Sakib Jamal is a Senior Associate at Crossbeam Venture Partners. He is a member of the Investment Team and serves as a Board Observer for eight different companies in the portfolio. Prior to Crossbeam, he was an investment banking analyst at J.P. Morgan’s Industrials Group. Sakib also founded The Capsule, a South Asian news aggregator / podcast that has over 23,000 subscribers across Instagram and email. Sakib received a B.S. from Cornell University, where he served as a teaching assistant for classes in Entrepreneurship (NBA 3000) and Equity Research (NBA 4120).

You started your career in investment banking at JP Morgan before moving to Crossbeam Venture Partners; what attracted you to venture investing?

I have always been interested in startups. When I was a sophomore at Cornell, I was drawn to Professor BenDaniels’ course, but it was only available to juniors and seniors. For the first three class periods, I sat in the back row observing the class and I was persistent enough that Professor BenDaniel agreed to let me into the course. I then served as his teaching assistant the following year, and for an additional year with subsequent professors. 

My career switch to venture really grew out of my relationship with Ali Hamed, another Cornell alumnus who founded CoVenture, an asset-backed credit fund, out of college. Ali spoke to my business fraternity Delta Sigma Pi, and we continued to stay in touch thereafter. While recruiting in New York City, I crashed on Ali’s couch once and left him a book as a token of appreciation, a gesture I later found out had made a positive impression on him. Ali ultimately wound up co-founding a venture fund in 2020 (Crossbeam), and I joined as the first full-time hire.

Can you describe your investment thesis and what areas of FinTech are most attractive to you in the United States, or even globally?

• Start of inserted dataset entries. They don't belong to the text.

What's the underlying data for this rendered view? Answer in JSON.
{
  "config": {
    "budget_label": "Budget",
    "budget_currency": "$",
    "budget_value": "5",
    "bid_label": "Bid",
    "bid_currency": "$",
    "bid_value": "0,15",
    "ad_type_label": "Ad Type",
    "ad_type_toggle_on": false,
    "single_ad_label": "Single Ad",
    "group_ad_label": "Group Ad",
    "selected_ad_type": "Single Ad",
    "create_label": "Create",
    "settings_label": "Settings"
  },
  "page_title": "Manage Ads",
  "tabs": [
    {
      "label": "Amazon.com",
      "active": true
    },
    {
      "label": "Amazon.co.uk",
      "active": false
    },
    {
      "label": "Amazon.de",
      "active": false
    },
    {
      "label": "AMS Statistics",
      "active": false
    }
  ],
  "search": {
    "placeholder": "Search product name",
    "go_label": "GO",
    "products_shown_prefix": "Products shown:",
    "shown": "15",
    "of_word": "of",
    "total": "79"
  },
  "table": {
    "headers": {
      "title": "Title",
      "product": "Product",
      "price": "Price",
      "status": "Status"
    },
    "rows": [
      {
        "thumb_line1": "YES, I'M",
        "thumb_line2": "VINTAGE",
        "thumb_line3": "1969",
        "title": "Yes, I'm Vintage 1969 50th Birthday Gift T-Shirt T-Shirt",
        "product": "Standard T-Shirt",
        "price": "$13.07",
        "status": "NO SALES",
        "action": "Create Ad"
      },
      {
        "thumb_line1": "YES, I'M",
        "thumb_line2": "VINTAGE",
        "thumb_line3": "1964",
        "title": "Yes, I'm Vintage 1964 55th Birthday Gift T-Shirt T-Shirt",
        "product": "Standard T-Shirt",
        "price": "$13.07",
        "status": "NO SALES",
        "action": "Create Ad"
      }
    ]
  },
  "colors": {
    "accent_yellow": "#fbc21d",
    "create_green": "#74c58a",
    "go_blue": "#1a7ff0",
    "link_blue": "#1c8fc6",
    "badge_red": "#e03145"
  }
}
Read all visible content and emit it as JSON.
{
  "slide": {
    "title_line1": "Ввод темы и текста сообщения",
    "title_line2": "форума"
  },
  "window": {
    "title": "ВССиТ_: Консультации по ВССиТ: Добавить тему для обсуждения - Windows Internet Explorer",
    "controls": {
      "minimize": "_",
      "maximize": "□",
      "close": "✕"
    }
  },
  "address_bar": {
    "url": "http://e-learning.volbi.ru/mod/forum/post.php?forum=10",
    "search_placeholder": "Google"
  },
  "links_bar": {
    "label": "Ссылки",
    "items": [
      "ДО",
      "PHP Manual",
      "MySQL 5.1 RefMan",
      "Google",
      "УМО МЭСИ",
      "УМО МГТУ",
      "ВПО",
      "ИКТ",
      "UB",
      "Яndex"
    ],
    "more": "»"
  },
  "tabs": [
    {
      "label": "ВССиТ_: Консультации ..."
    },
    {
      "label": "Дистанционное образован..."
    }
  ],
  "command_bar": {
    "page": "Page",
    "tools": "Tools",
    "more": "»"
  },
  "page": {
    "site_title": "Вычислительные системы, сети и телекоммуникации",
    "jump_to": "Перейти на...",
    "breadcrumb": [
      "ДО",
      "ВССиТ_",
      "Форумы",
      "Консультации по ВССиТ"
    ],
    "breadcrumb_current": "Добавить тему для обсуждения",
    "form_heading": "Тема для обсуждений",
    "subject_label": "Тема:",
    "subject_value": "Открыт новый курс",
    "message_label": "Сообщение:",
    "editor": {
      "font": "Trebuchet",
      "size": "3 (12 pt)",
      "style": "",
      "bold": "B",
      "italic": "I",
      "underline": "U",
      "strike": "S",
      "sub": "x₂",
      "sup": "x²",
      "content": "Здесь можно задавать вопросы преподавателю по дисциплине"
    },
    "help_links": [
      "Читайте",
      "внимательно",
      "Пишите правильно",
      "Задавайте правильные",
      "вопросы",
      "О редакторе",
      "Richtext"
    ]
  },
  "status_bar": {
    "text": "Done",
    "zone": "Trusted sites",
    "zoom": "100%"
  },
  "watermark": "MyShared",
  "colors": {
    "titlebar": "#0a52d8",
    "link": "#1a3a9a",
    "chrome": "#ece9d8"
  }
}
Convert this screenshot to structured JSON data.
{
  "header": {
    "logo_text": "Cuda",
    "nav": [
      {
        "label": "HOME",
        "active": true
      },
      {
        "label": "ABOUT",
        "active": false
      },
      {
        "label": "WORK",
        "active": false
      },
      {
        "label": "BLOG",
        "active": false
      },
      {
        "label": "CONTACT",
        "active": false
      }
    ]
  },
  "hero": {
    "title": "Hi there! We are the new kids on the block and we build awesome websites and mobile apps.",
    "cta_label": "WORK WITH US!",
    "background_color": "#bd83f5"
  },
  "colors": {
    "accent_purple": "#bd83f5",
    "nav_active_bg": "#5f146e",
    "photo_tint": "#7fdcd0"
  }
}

We invest in a few key themes – mostly around lending / origination businesses, given our history and expertise with credit. We also focus on platform economies i.e. technology startups built on top of other companies, often re-inventing tomorrow’s economy by enabling small businesses of tomorrow e.g. YouTube creators, Amazon and Shopify sellers, Roblox creators etc. While this includes the creator economy, it goes beyond this to underscore our philosophy that small businesses are moving off main street and onto platforms such as YouTube, Roblox, and Spotify. Lastly, I personally spend a lot of time looking at global startups as well, particularly in South Asia where I have built a thesis around infrastructure plays in the market (i.e. logistics, healthcare, payments, ecommerce enablement etc.)

You sit as a Board Observer on multiple company boards: what is your advice to founders who may experience a setback?

It is difficult to generalize answers since different companies should be approaching a downturn differently. A well-capitalized (> 1 year of runway), cash flow positive business should be treated differently than one still running experiments around product-market fit. My Partner Ali recently published a great blog post that summed up our team’s approach. 

In broad strokes, my first suggestion for startups is to lean on resources that might not be obvious – you’ll be surprised how much other founders in related or unrelated sectors, advisors, and investors are likely to help you.

Moreover, companies should be aware of proper cap table and dilution management; raising at high, unsustainable valuations can create down rounds (which lead to signaling issues in addition to dilution). At times like this, it may be smart to look for other options of non-dilutive funding and identify levers to increase liquidity and bolster your cash profile.

What are some considerations young professionals, or more specifically Cornell students, should take into account when thinking of joining (or founding) a start-up right out of school? What resources should students capitalize on at Cornell to prepare them for careers in start-ups or venture capital?

My advice is to be wary of your personal situation if you are looking to join a startup directly after college. Entrepreneurship is hard and with survivorship bias, many people lose sight of the difficulties that come with it. Think of startups as running multiple experiments until you see what works and will gain traction; this can take a significant amount of time and energy. If you are looking to become a founder, identify novel areas where you have a distinct advantage.

There are many Cornell resources accessible to students which introduces them to startups and venture investing. Students should sign-up for the Entrepreneurship list serv, explore Big Red Ventures or, if you are an undergrad, the Cornell Venture Capital Club and Delta Sigma Pi. Students can also leverage organizations like eLab, Launchpad and professors like Ken Rother, Tom Schryver, Steve Gal (all of who taught me an incredible amount) and others.

Article by Grant Rowlands, 2021-2022 Fund Manager at Big Red Ventures